The half year mark finds us still here and still such insignificant pawns in the great game of war that we are subject to every whim of our captors. Our situation is really quite hopeless for we mean nothing to our captors and as far as our countrymen are concerned we must be long since lost on an ever-growing casualty list. Our enemies will not and our friends cannot help us. Mais, c’est la guerre!

Signs of malnutrition are again becoming apparent, but so far I have managed to miss them. Out of 75 men in my bks, 52 have beri-beri and 27 have pellagra — the bite is on this part of the Pacific. 633 men came in from Mindanoa but are held strictly excommunicado. A detail left for Japan last week and another is rumored leaving soon and allegedly it will include 400 officers. I hope my special duty job will exempt me; I wish to stay on Luzon until the last log is hung! Maybe 6 months if we remain here but at least 18 if we go to Nippon. That is the way it looks now. In the meantime, thank God for our small garden and the vitamin pills.

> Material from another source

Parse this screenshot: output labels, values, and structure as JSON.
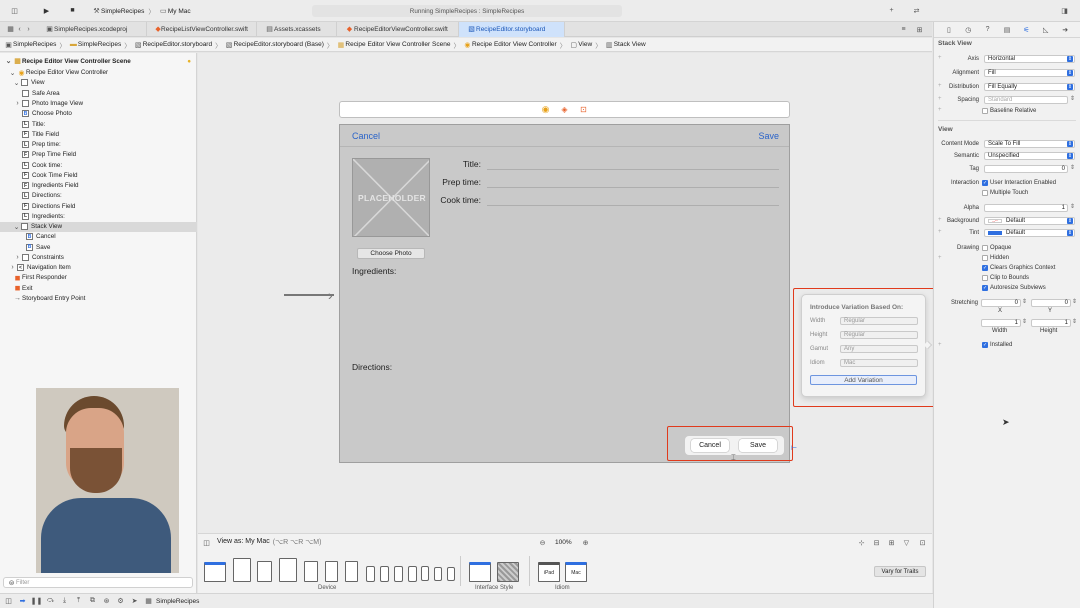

More men have come in from Bilibid and also all the guards have moved inside the fence. All Japanese now live inside the large double fence — they are completely surrounded by prisoners. I would not do it that way. Something is afoot but so far we are entirely in the dark as to what it is about. Most details remain as usual but more men have been relieved from jobs across the street.

A Utopian plan of all commissary food going into the general mess is now under discussion. I am all for it if it will increase the amount of food coming into camp and have voted for my pay to be turned in for said purpose. I have serious doubts as to practicability, however; you would be surprised at the number of obstacles in the way. Most of them come by way of graft, the rest by selfishness or distrust. Loyalty, trust and honesty are most assuredly not by-products of adversity — to put them in an exact category is difficult. I find them mostly in theory and mythology or fiction. Old Diogenes certainly had a point!!!

Patched up my wardrobe today — I can put on a mean patch — like most amateurs, they might not be works of art but they will stay on. Having finished elementary economics, I am now on an advanced course; it is interesting but not new but rather a coordination of thoughts already garnered by other methods or from other sources. I am considering getting a text on commercial law next. Might as well “improve my mind” as I sit and watch (?) my military career slowly but surely go up in smoke.

The Philippines are right at the top on the Y-priority list now and gay Pary on the A- list. Still hope to hang on here until our forces get here and take over. It will be hell for a while but heaven if we get through OK. Everything has tightened up here now and I hope some practical plan has been devised by the Japanese for the eventuality if and when they come. I assure you — they do not wait for the “Go” signal from me! Else they would have been here long ago.